**Exercise objective**:
Report every line of the data where the string "screenshot" appears.

**Given entries**:

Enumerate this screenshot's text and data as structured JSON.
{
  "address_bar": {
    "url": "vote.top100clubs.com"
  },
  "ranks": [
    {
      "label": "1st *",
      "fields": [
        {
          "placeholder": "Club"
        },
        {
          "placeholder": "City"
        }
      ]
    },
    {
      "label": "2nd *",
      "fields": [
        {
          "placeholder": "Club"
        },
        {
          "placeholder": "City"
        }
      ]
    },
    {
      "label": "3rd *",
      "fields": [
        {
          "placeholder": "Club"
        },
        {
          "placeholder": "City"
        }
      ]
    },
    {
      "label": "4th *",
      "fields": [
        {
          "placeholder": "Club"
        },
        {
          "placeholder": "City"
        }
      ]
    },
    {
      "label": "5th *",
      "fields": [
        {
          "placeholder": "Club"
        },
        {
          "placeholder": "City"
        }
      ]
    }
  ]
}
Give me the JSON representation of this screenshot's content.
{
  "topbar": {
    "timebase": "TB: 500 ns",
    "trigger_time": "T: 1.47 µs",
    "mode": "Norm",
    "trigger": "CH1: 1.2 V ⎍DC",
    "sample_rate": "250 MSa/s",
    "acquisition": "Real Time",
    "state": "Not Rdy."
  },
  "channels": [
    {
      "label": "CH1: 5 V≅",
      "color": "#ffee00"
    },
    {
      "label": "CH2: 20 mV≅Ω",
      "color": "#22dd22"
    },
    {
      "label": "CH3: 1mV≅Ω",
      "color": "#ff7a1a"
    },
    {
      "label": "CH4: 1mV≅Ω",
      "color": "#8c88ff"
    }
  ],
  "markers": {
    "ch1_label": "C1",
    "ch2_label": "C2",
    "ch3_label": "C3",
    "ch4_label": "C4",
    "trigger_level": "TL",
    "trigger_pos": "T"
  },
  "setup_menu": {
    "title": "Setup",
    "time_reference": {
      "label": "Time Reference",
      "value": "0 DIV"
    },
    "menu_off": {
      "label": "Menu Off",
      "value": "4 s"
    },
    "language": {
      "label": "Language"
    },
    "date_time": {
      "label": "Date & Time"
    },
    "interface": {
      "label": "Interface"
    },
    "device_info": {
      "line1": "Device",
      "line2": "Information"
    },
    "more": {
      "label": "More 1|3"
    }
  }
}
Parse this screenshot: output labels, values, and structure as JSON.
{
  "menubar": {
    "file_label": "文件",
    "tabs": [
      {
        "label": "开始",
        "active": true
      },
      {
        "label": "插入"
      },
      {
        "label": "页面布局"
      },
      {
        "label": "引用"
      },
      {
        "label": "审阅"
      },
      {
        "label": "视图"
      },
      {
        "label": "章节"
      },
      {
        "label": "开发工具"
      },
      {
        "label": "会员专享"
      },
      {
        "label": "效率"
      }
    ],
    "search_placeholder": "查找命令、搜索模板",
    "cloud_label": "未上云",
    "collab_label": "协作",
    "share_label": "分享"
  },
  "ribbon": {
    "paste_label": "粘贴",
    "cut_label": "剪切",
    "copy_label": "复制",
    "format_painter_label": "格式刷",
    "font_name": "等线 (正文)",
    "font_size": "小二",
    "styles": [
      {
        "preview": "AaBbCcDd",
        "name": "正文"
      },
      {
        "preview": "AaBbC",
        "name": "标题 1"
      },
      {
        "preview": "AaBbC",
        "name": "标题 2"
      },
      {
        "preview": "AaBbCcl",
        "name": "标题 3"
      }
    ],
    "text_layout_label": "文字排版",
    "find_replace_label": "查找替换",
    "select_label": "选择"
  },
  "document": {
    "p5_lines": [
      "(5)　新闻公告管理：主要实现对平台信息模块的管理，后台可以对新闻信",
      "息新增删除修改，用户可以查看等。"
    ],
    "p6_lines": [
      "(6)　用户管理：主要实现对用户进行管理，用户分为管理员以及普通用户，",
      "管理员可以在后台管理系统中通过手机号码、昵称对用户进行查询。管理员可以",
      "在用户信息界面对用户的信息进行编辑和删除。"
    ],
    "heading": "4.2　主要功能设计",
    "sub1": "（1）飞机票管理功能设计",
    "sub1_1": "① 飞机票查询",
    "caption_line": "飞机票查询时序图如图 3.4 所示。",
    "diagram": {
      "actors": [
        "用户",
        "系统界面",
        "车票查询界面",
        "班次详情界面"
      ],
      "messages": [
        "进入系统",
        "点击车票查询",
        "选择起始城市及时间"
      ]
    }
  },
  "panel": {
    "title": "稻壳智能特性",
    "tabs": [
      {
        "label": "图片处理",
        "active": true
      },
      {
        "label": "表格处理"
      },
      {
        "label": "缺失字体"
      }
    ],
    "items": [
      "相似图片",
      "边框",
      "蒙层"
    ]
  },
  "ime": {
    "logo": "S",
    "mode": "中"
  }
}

**Response to this exercise**:
Enumerate this screenshot's text and data as structured JSON.
Give me the JSON representation of this screenshot's content.
Parse this screenshot: output labels, values, and structure as JSON.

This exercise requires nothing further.